[Stored entries]
________________

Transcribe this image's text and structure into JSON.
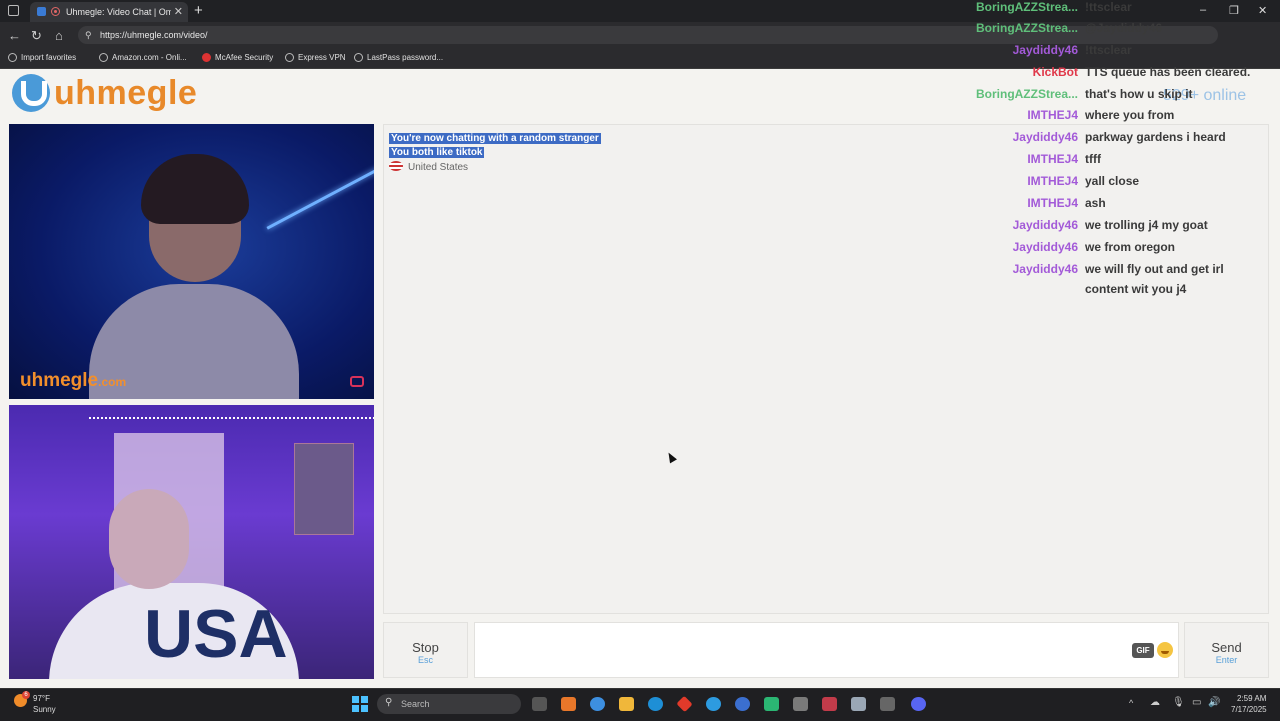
{
  "browser": {
    "tab_title": "Uhmegle: Video Chat | Omeg",
    "new_tab": "+",
    "url": "https://uhmegle.com/video/",
    "window_controls": [
      "–",
      "❐",
      "✕"
    ],
    "favorites": [
      "Import favorites",
      "Amazon.com - Onli...",
      "McAfee Security",
      "Express VPN",
      "LastPass password..."
    ]
  },
  "site": {
    "logo": "uhmegle",
    "online_count": "529+ online",
    "watermark": "uhmegle",
    "watermark_suffix": ".com"
  },
  "chat": {
    "system_messages": [
      "You're now chatting with a random stranger",
      "You both like tiktok"
    ],
    "country": "United States"
  },
  "overlay_chat": [
    {
      "user": "BoringAZZStrea...",
      "text": "!ttsclear",
      "color": "#5fbf7a"
    },
    {
      "user": "BoringAZZStrea...",
      "text": "@Jaydiddy46",
      "color": "#5fbf7a"
    },
    {
      "user": "Jaydiddy46",
      "text": "!ttsclear",
      "color": "#a35ad8"
    },
    {
      "user": "KickBot",
      "text": "TTS queue has been cleared.",
      "color": "#e0384a"
    },
    {
      "user": "BoringAZZStrea...",
      "text": "that's how u skip it",
      "color": "#5fbf7a"
    },
    {
      "user": "IMTHEJ4",
      "text": "where you from",
      "color": "#a35ad8"
    },
    {
      "user": "Jaydiddy46",
      "text": "parkway gardens i heard",
      "color": "#a35ad8"
    },
    {
      "user": "IMTHEJ4",
      "text": "tfff",
      "color": "#a35ad8"
    },
    {
      "user": "IMTHEJ4",
      "text": "yall close",
      "color": "#a35ad8"
    },
    {
      "user": "IMTHEJ4",
      "text": "ash",
      "color": "#a35ad8"
    },
    {
      "user": "Jaydiddy46",
      "text": "we trolling j4 my goat",
      "color": "#a35ad8"
    },
    {
      "user": "Jaydiddy46",
      "text": "we from oregon",
      "color": "#a35ad8"
    },
    {
      "user": "Jaydiddy46",
      "text": "we will fly out and get irl",
      "text2": "content wit you j4",
      "color": "#a35ad8"
    }
  ],
  "controls": {
    "stop_label": "Stop",
    "stop_hint": "Esc",
    "send_label": "Send",
    "send_hint": "Enter",
    "gif_label": "GIF"
  },
  "taskbar": {
    "weather_badge": "6",
    "weather_temp": "97°F",
    "weather_desc": "Sunny",
    "search_placeholder": "Search",
    "time": "2:59 AM",
    "date": "7/17/2025"
  }
}
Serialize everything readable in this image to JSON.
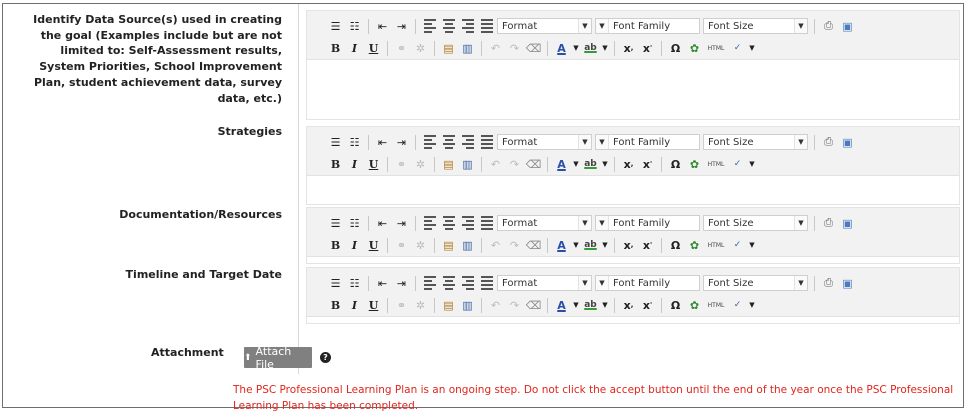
{
  "fields": [
    {
      "label": "Identify Data Source(s) used in creating the goal (Examples include but are not limited to: Self-Assessment results, System Priorities, School Improvement Plan, student achievement data, survey data, etc.)"
    },
    {
      "label": "Strategies"
    },
    {
      "label": "Documentation/Resources"
    },
    {
      "label": "Timeline and Target Date"
    }
  ],
  "toolbar": {
    "format": "Format",
    "font_family": "Font Family",
    "font_size": "Font Size",
    "bold": "B",
    "italic": "I",
    "underline": "U",
    "html": "HTML",
    "subscript": "x",
    "superscript": "x",
    "omega": "Ω"
  },
  "attachment": {
    "label": "Attachment",
    "button": "Attach File"
  },
  "note": "The PSC Professional Learning Plan is an ongoing step.  Do not click the accept button until the end of the year once the PSC Professional Learning Plan has been completed.",
  "colors": {
    "note": "#e0251c",
    "button": "#808080"
  }
}
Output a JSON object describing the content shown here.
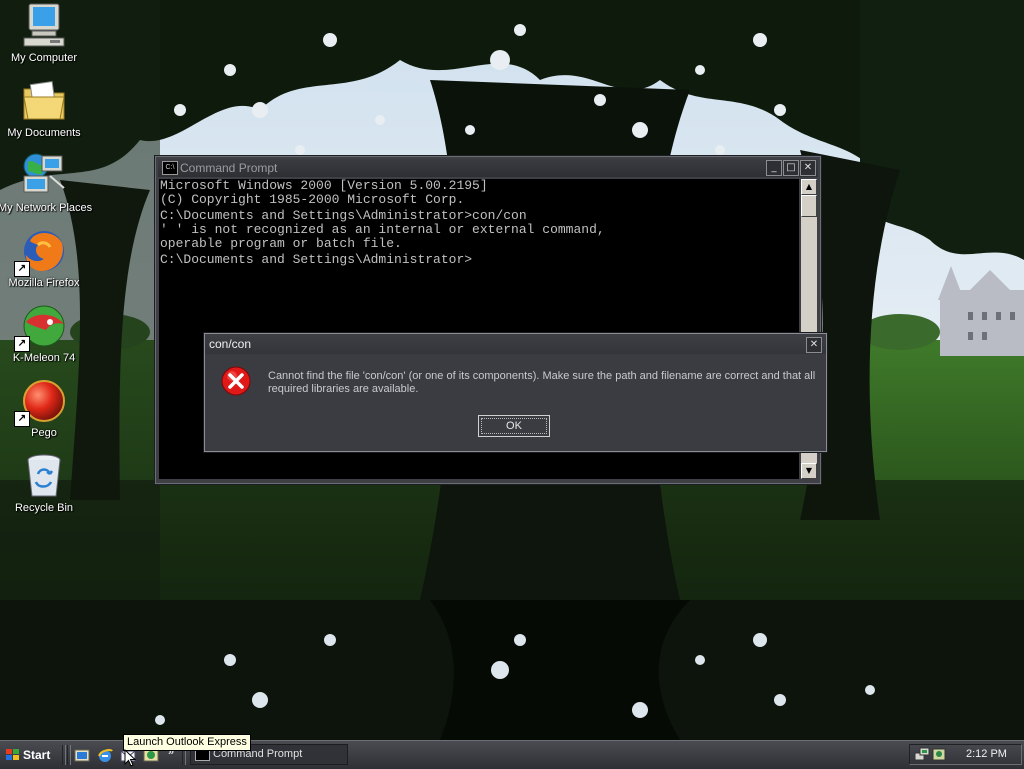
{
  "desktop": {
    "icons": [
      {
        "label": "My Computer"
      },
      {
        "label": "My Documents"
      },
      {
        "label": "My Network Places"
      },
      {
        "label": "Mozilla Firefox"
      },
      {
        "label": "K-Meleon 74"
      },
      {
        "label": "Pego"
      },
      {
        "label": "Recycle Bin"
      }
    ]
  },
  "cmd_window": {
    "title": "Command Prompt",
    "console_lines": [
      "Microsoft Windows 2000 [Version 5.00.2195]",
      "(C) Copyright 1985-2000 Microsoft Corp.",
      "",
      "C:\\Documents and Settings\\Administrator>con/con",
      "' ' is not recognized as an internal or external command,",
      "operable program or batch file.",
      "",
      "C:\\Documents and Settings\\Administrator>"
    ]
  },
  "error_dialog": {
    "title": "con/con",
    "message": "Cannot find the file 'con/con' (or one of its components). Make sure the path and filename are correct and that all required libraries are available.",
    "ok_label": "OK"
  },
  "taskbar": {
    "start_label": "Start",
    "task_cmd_label": "Command Prompt",
    "clock": "2:12 PM",
    "tooltip": "Launch Outlook Express",
    "quick_launch": [
      "show-desktop-icon",
      "internet-explorer-icon",
      "outlook-express-icon",
      "media-player-icon"
    ]
  },
  "colors": {
    "console_bg": "#000000",
    "console_text": "#c0c0c0",
    "window_frame": "#3e4046",
    "error_icon": "#e01818",
    "tooltip_bg": "#ffffe1"
  }
}
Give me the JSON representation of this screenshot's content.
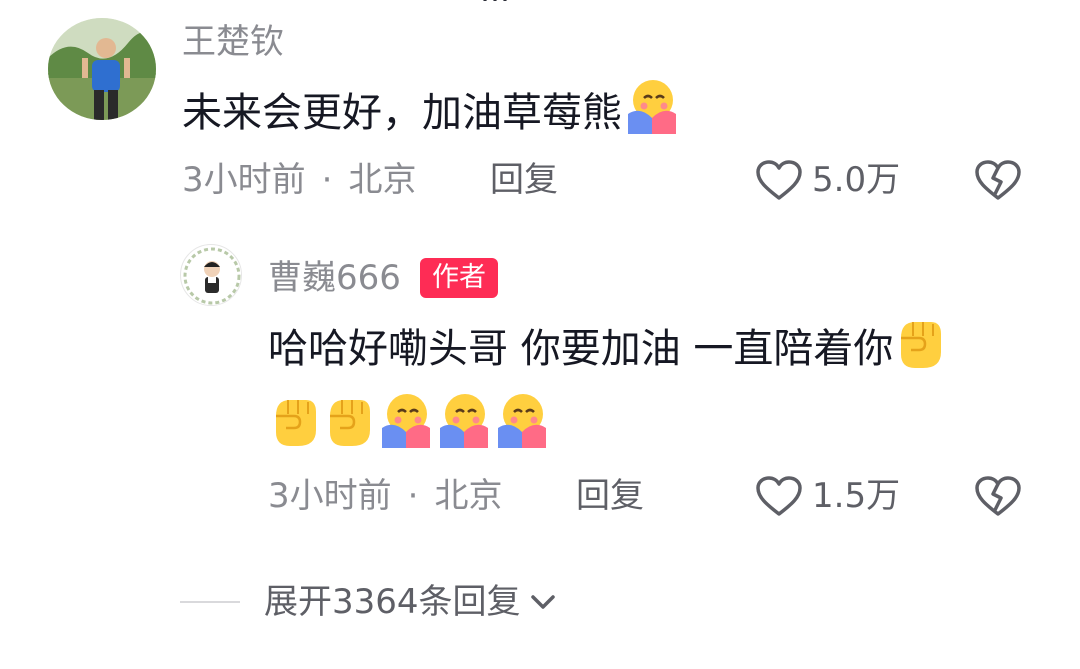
{
  "top_clip": "…",
  "comment": {
    "username": "王楚钦",
    "content": "未来会更好，加油草莓熊",
    "time": "3小时前",
    "location": "北京",
    "reply_label": "回复",
    "like_count": "5.0万"
  },
  "reply": {
    "username": "曹巍666",
    "badge": "作者",
    "content_line1": "哈哈好嘞头哥 你要加油 一直陪着你",
    "time": "3小时前",
    "location": "北京",
    "reply_label": "回复",
    "like_count": "1.5万"
  },
  "expand_label": "展开3364条回复",
  "emojis": [
    "hug-emoji",
    "fist-emoji"
  ],
  "colors": {
    "author_badge": "#fe2c55",
    "meta": "#8a8b91",
    "text": "#161823"
  }
}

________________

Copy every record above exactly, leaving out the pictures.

* **Result for this exercise**
Transcribe this image's text and structure into JSON.
{
  "browser": {
    "tab_title": "Uhmegle: Video Chat | Omeg",
    "new_tab": "+",
    "url": "https://uhmegle.com/video/",
    "window_controls": [
      "–",
      "❐",
      "✕"
    ],
    "favorites": [
      "Import favorites",
      "Amazon.com - Onli...",
      "McAfee Security",
      "Express VPN",
      "LastPass password..."
    ]
  },
  "site": {
    "logo": "uhmegle",
    "online_count": "529+ online",
    "watermark": "uhmegle",
    "watermark_suffix": ".com"
  },
  "chat": {
    "system_messages": [
      "You're now chatting with a random stranger",
      "You both like tiktok"
    ],
    "country": "United States"
  },
  "overlay_chat": [
    {
      "user": "BoringAZZStrea...",
      "text": "!ttsclear",
      "color": "#5fbf7a"
    },
    {
      "user": "BoringAZZStrea...",
      "text": "@Jaydiddy46",
      "color": "#5fbf7a"
    },
    {
      "user": "Jaydiddy46",
      "text": "!ttsclear",
      "color": "#a35ad8"
    },
    {
      "user": "KickBot",
      "text": "TTS queue has been cleared.",
      "color": "#e0384a"
    },
    {
      "user": "BoringAZZStrea...",
      "text": "that's how u skip it",
      "color": "#5fbf7a"
    },
    {
      "user": "IMTHEJ4",
      "text": "where you from",
      "color": "#a35ad8"
    },
    {
      "user": "Jaydiddy46",
      "text": "parkway gardens i heard",
      "color": "#a35ad8"
    },
    {
      "user": "IMTHEJ4",
      "text": "tfff",
      "color": "#a35ad8"
    },
    {
      "user": "IMTHEJ4",
      "text": "yall close",
      "color": "#a35ad8"
    },
    {
      "user": "IMTHEJ4",
      "text": "ash",
      "color": "#a35ad8"
    },
    {
      "user": "Jaydiddy46",
      "text": "we trolling j4 my goat",
      "color": "#a35ad8"
    },
    {
      "user": "Jaydiddy46",
      "text": "we from oregon",
      "color": "#a35ad8"
    },
    {
      "user": "Jaydiddy46",
      "text": "we will fly out and get irl",
      "text2": "content wit you j4",
      "color": "#a35ad8"
    }
  ],
  "controls": {
    "stop_label": "Stop",
    "stop_hint": "Esc",
    "send_label": "Send",
    "send_hint": "Enter",
    "gif_label": "GIF"
  },
  "taskbar": {
    "weather_badge": "6",
    "weather_temp": "97°F",
    "weather_desc": "Sunny",
    "search_placeholder": "Search",
    "time": "2:59 AM",
    "date": "7/17/2025"
  }
}
Serialize everything readable in this image to JSON.
{
  "fields": [
    {
      "label": "Identify Data Source(s) used in creating the goal (Examples include but are not limited to: Self-Assessment results, System Priorities, School Improvement Plan, student achievement data, survey data, etc.)"
    },
    {
      "label": "Strategies"
    },
    {
      "label": "Documentation/Resources"
    },
    {
      "label": "Timeline and Target Date"
    }
  ],
  "toolbar": {
    "format": "Format",
    "font_family": "Font Family",
    "font_size": "Font Size",
    "bold": "B",
    "italic": "I",
    "underline": "U",
    "html": "HTML",
    "subscript": "x",
    "superscript": "x",
    "omega": "Ω"
  },
  "attachment": {
    "label": "Attachment",
    "button": "Attach File"
  },
  "note": "The PSC Professional Learning Plan is an ongoing step.  Do not click the accept button until the end of the year once the PSC Professional Learning Plan has been completed.",
  "colors": {
    "note": "#e0251c",
    "button": "#808080"
  }
}
Output a JSON object describing the content shown here.
{
  "desktop": {
    "icons": [
      {
        "label": "My Computer"
      },
      {
        "label": "My Documents"
      },
      {
        "label": "My Network Places"
      },
      {
        "label": "Mozilla Firefox"
      },
      {
        "label": "K-Meleon 74"
      },
      {
        "label": "Pego"
      },
      {
        "label": "Recycle Bin"
      }
    ]
  },
  "cmd_window": {
    "title": "Command Prompt",
    "console_lines": [
      "Microsoft Windows 2000 [Version 5.00.2195]",
      "(C) Copyright 1985-2000 Microsoft Corp.",
      "",
      "C:\\Documents and Settings\\Administrator>con/con",
      "' ' is not recognized as an internal or external command,",
      "operable program or batch file.",
      "",
      "C:\\Documents and Settings\\Administrator>"
    ]
  },
  "error_dialog": {
    "title": "con/con",
    "message": "Cannot find the file 'con/con' (or one of its components). Make sure the path and filename are correct and that all required libraries are available.",
    "ok_label": "OK"
  },
  "taskbar": {
    "start_label": "Start",
    "task_cmd_label": "Command Prompt",
    "clock": "2:12 PM",
    "tooltip": "Launch Outlook Express",
    "quick_launch": [
      "show-desktop-icon",
      "internet-explorer-icon",
      "outlook-express-icon",
      "media-player-icon"
    ]
  },
  "colors": {
    "console_bg": "#000000",
    "console_text": "#c0c0c0",
    "window_frame": "#3e4046",
    "error_icon": "#e01818",
    "tooltip_bg": "#ffffe1"
  }
}
Give me the JSON representation of this screenshot's content.
{
  "top_clip": "…",
  "comment": {
    "username": "王楚钦",
    "content": "未来会更好，加油草莓熊",
    "time": "3小时前",
    "location": "北京",
    "reply_label": "回复",
    "like_count": "5.0万"
  },
  "reply": {
    "username": "曹巍666",
    "badge": "作者",
    "content_line1": "哈哈好嘞头哥 你要加油 一直陪着你",
    "time": "3小时前",
    "location": "北京",
    "reply_label": "回复",
    "like_count": "1.5万"
  },
  "expand_label": "展开3364条回复",
  "emojis": [
    "hug-emoji",
    "fist-emoji"
  ],
  "colors": {
    "author_badge": "#fe2c55",
    "meta": "#8a8b91",
    "text": "#161823"
  }
}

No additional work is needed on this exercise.